New York Times
When Stephanie Hallberg was 16, malady she decided she wanted to reduce the size of her breasts. Then years later, after visits with doctors — all men, buy all of whom recommended she keep her breasts the way they were — she found a doctor who sympathized with her predicament and agreed to perform the surgery, Dr. Michelle Copeland, who works out of a Fifth Avenue office complete with its own operating room.
“I couldn’t even imagine going to a man for any plastic surgery,” Ms. Hallberg, 26, said. “A man can study the woman’s body forever, but I believe he can never really understand how a woman is put together, mentally, emotionally, physically.”

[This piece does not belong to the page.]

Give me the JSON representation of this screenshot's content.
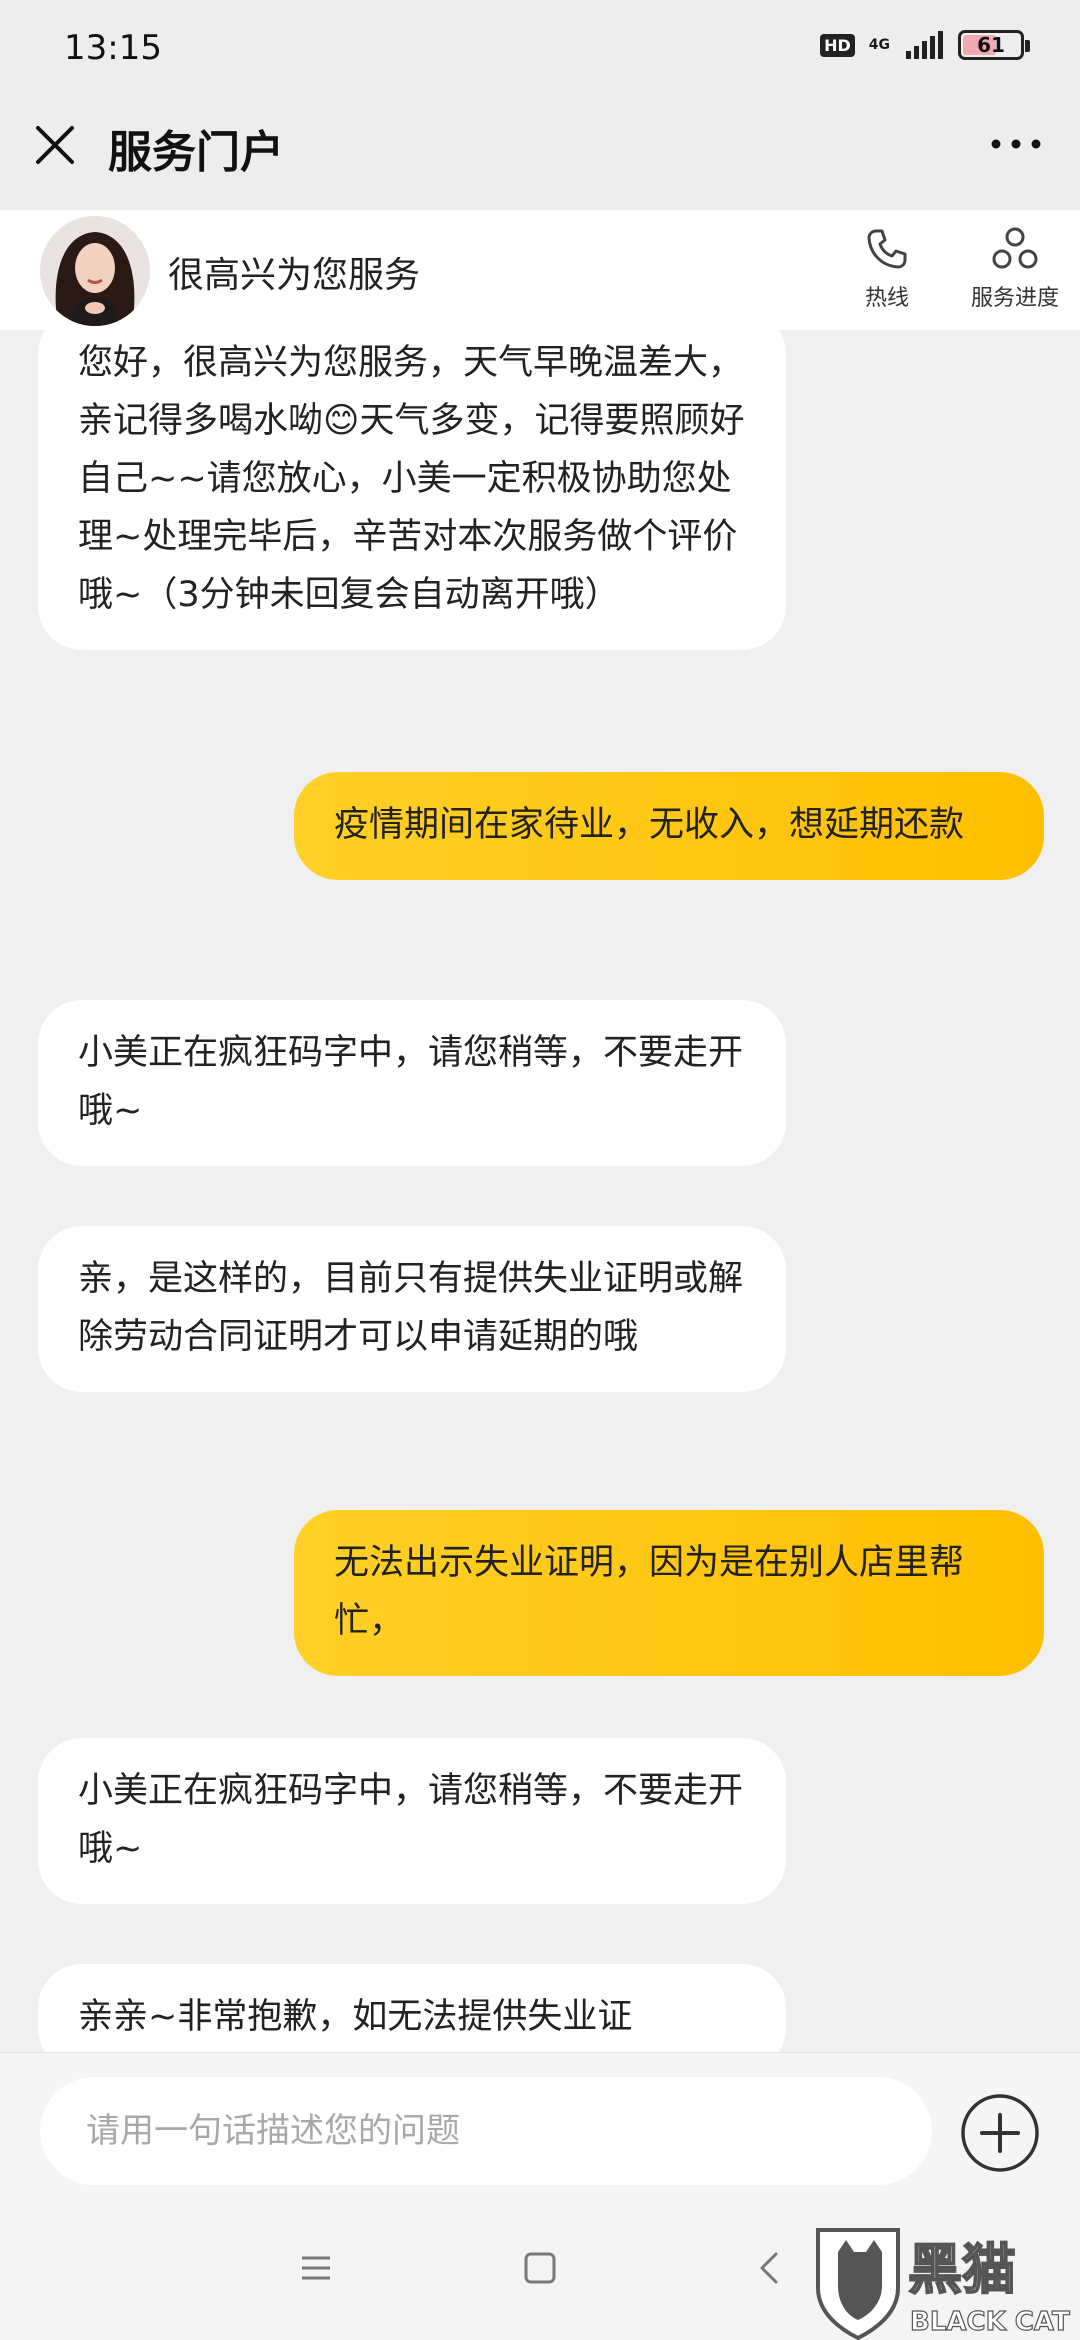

Ms. Hallberg is lucky to have found a plastic surgeon who is a woman, since they are indeed a rarity — only about four percent of all the board-certified plastic surgeons in the United States, according to the American Society for Aesthetic Plastic Surgery. In New York, the disparity is even greater: of approximately 500 board-certified plastic surgeons, only 12 are women, and only about half of those spend the bulk of their time practicing cosmetic surgery.